Three Chamber of Commerce officials attended last week’s meeting. Board members Steve Madison and Craig Lewis supported the proposal, but CEO Cecil Russell cautioned the city could open itself up to more criticism by revisiting the matter.

While the do-over has support of at least two chamber officials, Marsh has accused the chamber and its allies of pushing the city to designate all of Wood Colony for development during the general plan amendment discussions, a claim Russell has denied. But the chamber did advance an economic development plan that included designating a few thousand acres in and around the colony for business parks, though Russell has said those were study areas and the plan included protecting farmland.

Former Councilman and longtime farmland advocate Denny Jackman and colony farmer Jake Wenger said they support the proposal. The two, who were not at the meeting, were among the organizers of Stamp Out Sprawl, the November 2015 ballot measure that called for putting an urban growth line around much of Modesto. The line essentially would have required a citywide vote before development could occur beyond it.

Jackman said preserving farmland has strong support among many residents. He noted that Stamp Out Sprawl was defeated by just 215 votes. It received 11,311 votes in support vs. 11,526 votes against it.

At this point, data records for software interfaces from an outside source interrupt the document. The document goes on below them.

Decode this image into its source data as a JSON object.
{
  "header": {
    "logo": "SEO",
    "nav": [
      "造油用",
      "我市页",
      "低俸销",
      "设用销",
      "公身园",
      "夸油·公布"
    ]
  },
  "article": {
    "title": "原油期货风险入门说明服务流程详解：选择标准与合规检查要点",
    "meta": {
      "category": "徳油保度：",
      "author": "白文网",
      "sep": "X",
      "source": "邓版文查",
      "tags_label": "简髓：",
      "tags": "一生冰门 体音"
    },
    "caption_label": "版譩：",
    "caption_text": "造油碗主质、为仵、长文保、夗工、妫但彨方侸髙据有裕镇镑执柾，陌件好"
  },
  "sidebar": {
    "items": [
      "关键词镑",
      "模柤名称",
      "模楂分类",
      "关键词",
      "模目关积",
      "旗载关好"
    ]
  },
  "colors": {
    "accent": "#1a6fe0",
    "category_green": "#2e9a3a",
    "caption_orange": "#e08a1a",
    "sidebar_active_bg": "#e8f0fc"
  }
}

“I think everyone would pretty much agree they (the city) needed a do-over. I think the only option they had is the one they are taking, going back to the old boundaries,” said Wenger, a Modesto Irrigation District board member whose family has farmed in the colony since 1910.

But Wenger said the ideal solution is for Modesto to remove the colony from its growth maps. He has advocated that the city upgrade its road network and grow along Claus Road in east Modesto, where the soil’s of poorer quality and neighboring Riverbank is turning a former Army ammo plant into an industrial park.

In 1996, the Stanislaus Local Agency Formation Commission – which sets cities’ boundaries – denied Modesto’s request to bring part of the Beckwith Triangle into Modesto’s sphere of influence, which is required before land can be annexed by a city.

The commission never considered Modesto’s request to bring all of the triangle into the sphere because of opposition from colony residents. The commission also rejected Modesto’s request to include Salida in its sphere.

Marsh reignited the controversy involving Salida when, in his first state-of-the-city address as mayor in 2012, he made it clear he was serious about exploring the annexation of Salida, saying it was a prime location for large-scale business parks. But a backlash from Salida residents and their supporters ended those talks.

The proposed general plan map approved by the council in early 2014 shrinks the Beckwith Triangle to 220 acres and designates the land for big-box retailers and other commercial development along Highway 99. The map also designates 630 acres along Woodland and Kansas avenues west of Morse Road for business parks. The land is along the proposed route of a realigned Highway 132.

As part of the general plan amendment, the city would seek Stanislaus Local Agency Formation Commission permission to bring the smaller triangle and the business park land into Modesto’s sphere of influence. That would not happen under the proposal to use the 1995 map.

Modesto officials Kelly and Sinclair said if the council chooses to use the 1995 map to complete the general plan amendment, that means the city also would not seek to designate roughly 300 acres for business parks north of Kiernan Avenue and bordered roughly by Dale and Stoddard roads in northwest Modesto.

But the city would seek to have 230 acres in its nearly 20-year-old Kiernan Business Park Specific Plan included in its sphere. That land is south of Kiernan and runs west of the Kaiser Modesto Medical Center to roughly Stoddard.

Borges called seeking to have the 230 acres included in the city’s sphere a “land grab.” She said Salida needs that land for economic development if it were to incorporate.

Modesto plans on notifying landowners affected by the proposal to use its 1995 growth map.

Kevin Valine: 209-578-2316